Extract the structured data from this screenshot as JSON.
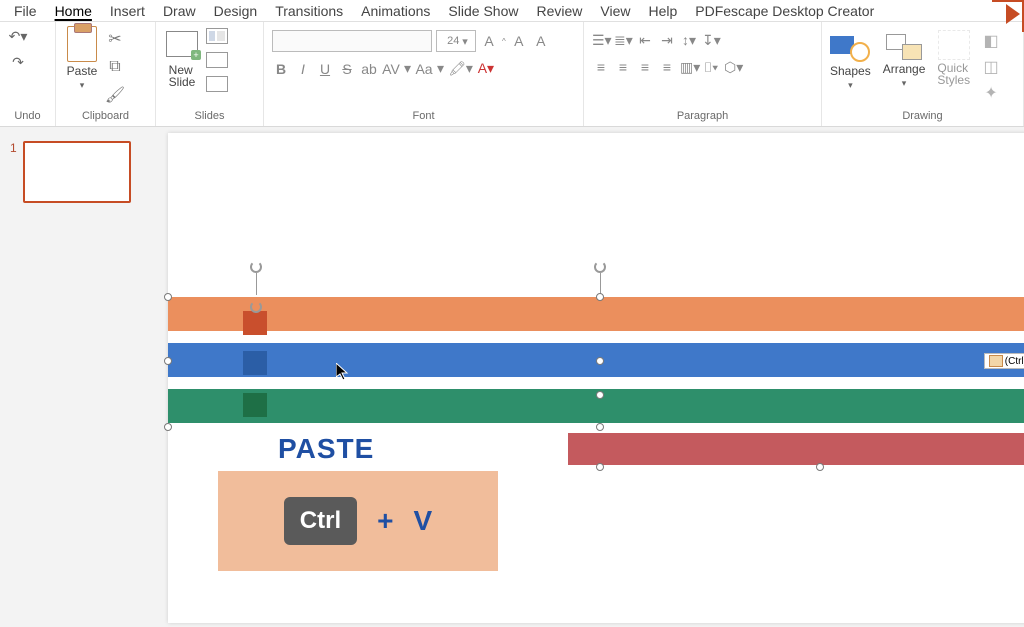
{
  "menu": {
    "items": [
      "File",
      "Home",
      "Insert",
      "Draw",
      "Design",
      "Transitions",
      "Animations",
      "Slide Show",
      "Review",
      "View",
      "Help",
      "PDFescape Desktop Creator"
    ],
    "active_index": 1
  },
  "ribbon": {
    "undo_label": "Undo",
    "clipboard": {
      "label": "Clipboard",
      "paste": "Paste"
    },
    "slides": {
      "label": "Slides",
      "new_slide": "New\nSlide"
    },
    "font": {
      "label": "Font",
      "size_display": "24"
    },
    "paragraph": {
      "label": "Paragraph"
    },
    "drawing": {
      "label": "Drawing",
      "shapes": "Shapes",
      "arrange": "Arrange",
      "quick": "Quick\nStyles"
    }
  },
  "thumbnails": [
    {
      "index": "1"
    }
  ],
  "paste_options_badge": "(Ctrl)",
  "hint": {
    "title": "PASTE",
    "key": "Ctrl",
    "plus": "+",
    "letter": "V"
  },
  "font_format": {
    "bold": "B",
    "italic": "I",
    "underline": "U",
    "strike": "S",
    "ab": "ab",
    "av": "AV",
    "aa": "Aa",
    "a_plus": "A",
    "a_minus": "A",
    "a_clear": "A"
  }
}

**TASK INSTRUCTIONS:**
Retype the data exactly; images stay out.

**TASK RESPONSE:**
Extract the structured data from this screenshot as JSON.
{
  "menu": {
    "items": [
      "File",
      "Home",
      "Insert",
      "Draw",
      "Design",
      "Transitions",
      "Animations",
      "Slide Show",
      "Review",
      "View",
      "Help",
      "PDFescape Desktop Creator"
    ],
    "active_index": 1
  },
  "ribbon": {
    "undo_label": "Undo",
    "clipboard": {
      "label": "Clipboard",
      "paste": "Paste"
    },
    "slides": {
      "label": "Slides",
      "new_slide": "New\nSlide"
    },
    "font": {
      "label": "Font",
      "size_display": "24"
    },
    "paragraph": {
      "label": "Paragraph"
    },
    "drawing": {
      "label": "Drawing",
      "shapes": "Shapes",
      "arrange": "Arrange",
      "quick": "Quick\nStyles"
    }
  },
  "thumbnails": [
    {
      "index": "1"
    }
  ],
  "paste_options_badge": "(Ctrl)",
  "hint": {
    "title": "PASTE",
    "key": "Ctrl",
    "plus": "+",
    "letter": "V"
  },
  "font_format": {
    "bold": "B",
    "italic": "I",
    "underline": "U",
    "strike": "S",
    "ab": "ab",
    "av": "AV",
    "aa": "Aa",
    "a_plus": "A",
    "a_minus": "A",
    "a_clear": "A"
  }
}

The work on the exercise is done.